Johnson Tap Company is a manufacturer of taps and fittings for the plumbing trade, located in Brisbane. The Company was established by Ken Hall in 1951, with a workforce of 10, to meet the needs of the post-war housing boom. Its product range was fairly limited but the company had an excellent reputation for quality.
Nowadays, CTC manufacturers an extensive range of high quality brass and chrome taps. The company is managed by Ken’s son, Michael, and employs 20 people. It has annual sales averaging approximately $1million. Although it has been consistently profitable, CTC has experienced increasing pressure from competitors since the early 1990s. The company uses a cost-plus approach to pricing but is having to reduce its markup constantly in order to maintain market share.
Both Ken and Michael qualified as engineers.
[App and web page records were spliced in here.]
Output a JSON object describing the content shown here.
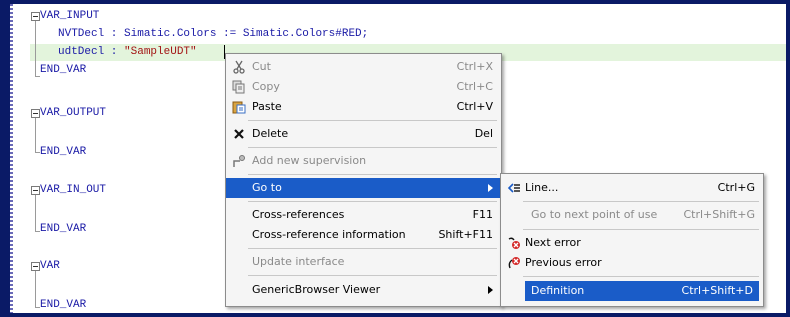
{
  "code": {
    "var_input": "VAR_INPUT",
    "nvt_decl": "NVTDecl : Simatic.Colors := Simatic.Colors#RED;",
    "udt_decl_name": "udtDecl : ",
    "udt_decl_type": "\"SampleUDT\"",
    "end_var_1": "END_VAR",
    "var_output": "VAR_OUTPUT",
    "end_var_2": "END_VAR",
    "var_in_out": "VAR_IN_OUT",
    "end_var_3": "END_VAR",
    "var": "VAR",
    "end_var_4": "END_VAR"
  },
  "context_menu": {
    "cut": {
      "label": "Cut",
      "shortcut": "Ctrl+X",
      "icon": "scissors-icon"
    },
    "copy": {
      "label": "Copy",
      "shortcut": "Ctrl+C",
      "icon": "copy-icon"
    },
    "paste": {
      "label": "Paste",
      "shortcut": "Ctrl+V",
      "icon": "paste-icon"
    },
    "delete": {
      "label": "Delete",
      "shortcut": "Del",
      "icon": "delete-x-icon"
    },
    "add_supervision": {
      "label": "Add new supervision",
      "icon": "supervision-icon"
    },
    "goto": {
      "label": "Go to"
    },
    "cross_refs": {
      "label": "Cross-references",
      "shortcut": "F11"
    },
    "cross_ref_info": {
      "label": "Cross-reference information",
      "shortcut": "Shift+F11"
    },
    "update_interface": {
      "label": "Update interface"
    },
    "generic_browser": {
      "label": "GenericBrowser Viewer"
    }
  },
  "submenu": {
    "line": {
      "label": "Line...",
      "shortcut": "Ctrl+G",
      "icon": "goto-line-icon"
    },
    "next_use": {
      "label": "Go to next point of use",
      "shortcut": "Ctrl+Shift+G"
    },
    "next_error": {
      "label": "Next error",
      "icon": "next-error-icon"
    },
    "prev_error": {
      "label": "Previous error",
      "icon": "previous-error-icon"
    },
    "definition": {
      "label": "Definition",
      "shortcut": "Ctrl+Shift+D"
    }
  },
  "colors": {
    "background": "#0a1a66",
    "selection": "#1a5cc8",
    "highlight_line": "#e3f4dc"
  }
}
The business is small and has never been able to employ an accountant. Instead, a bookkeeper calculates monthly profit as sales revenue minus expenses. Prices are based on rough estimates of cost of direct material and direct labour inputs plus a 50% markup.
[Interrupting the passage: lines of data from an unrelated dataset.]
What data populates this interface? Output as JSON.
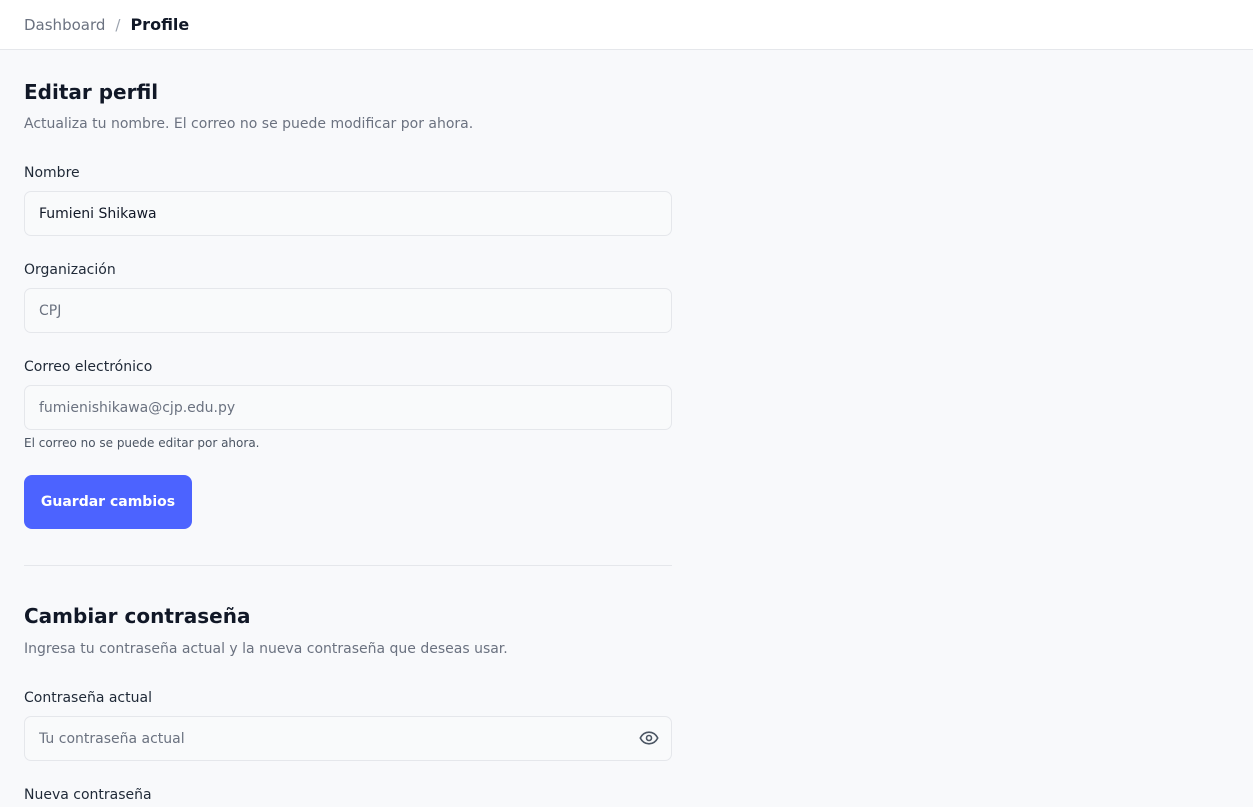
{
  "breadcrumb": {
    "parent": "Dashboard",
    "separator": "/",
    "current": "Profile"
  },
  "edit_profile": {
    "title": "Editar perfil",
    "description": "Actualiza tu nombre. El correo no se puede modificar por ahora.",
    "name_label": "Nombre",
    "name_value": "Fumieni Shikawa",
    "org_label": "Organización",
    "org_value": "CPJ",
    "email_label": "Correo electrónico",
    "email_value": "fumienishikawa@cjp.edu.py",
    "email_help": "El correo no se puede editar por ahora.",
    "save_label": "Guardar cambios"
  },
  "change_password": {
    "title": "Cambiar contraseña",
    "description": "Ingresa tu contraseña actual y la nueva contraseña que deseas usar.",
    "current_label": "Contraseña actual",
    "current_placeholder": "Tu contraseña actual",
    "new_label": "Nueva contraseña"
  },
  "icons": {
    "toggle_visibility": "eye-icon"
  },
  "colors": {
    "primary": "#4c63ff",
    "background": "#f8f9fb",
    "border": "#e5e7eb"
  }
}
With the decline in profit and constant pressure on prices, Michael began to feel uneasy about the way costs and profits were calculated. The results for the month just ended were:
Factory Wages-Production line$$250000
Production Supervisor’s Salary $35000
Council Rates (Factory) $5000
Equipment Depreciation $25000
Manager’s Salary $80000
Truck Lease $10000
Total Expense $925000
Net Profit $55000
• The beginning inventory consists of:
Raw material $40,000
work in process $60,000
finished goods $50,000
• At the end of the month, 20% of the materials purchased remained on hand, work in process amounted to 30% of the manufacturing costs incurred during the month, and finished goods inventories were $80,000.
• The factory occupies 70% of the premises, the sales area 15% and administration 15%.
• Most of the equipment is used for manufacturing, with only 10% of the book value being used for sales and administrative functions.
• Almost all of the electricity is consumed in the factory.
• The truck is used to deliver finished goods to customers.
• Michael Hall spends about 40% of his time on factory management, 30% in the sales area and the rest on administration.
Michael Hall asks you to review the results for the month and evaluate the company’s approach to estimating product cost. In doing so, you should:
1. Identify the fixed and variable costs from the above and comment on the cost behaviour. Marks 3
2. Estimate the cost of goods manufactured and sold. Marks 5
3. Prepare a revised income statement for the month. Marks 4
4. Explain the differences between your income statement and the one above.
5. If possible, suggest a more useful format for analysing costs than that used in your revised income statement Marks 2
6. Comment on the drawbacks of product costs based on direct materials and direct labour. Marks 2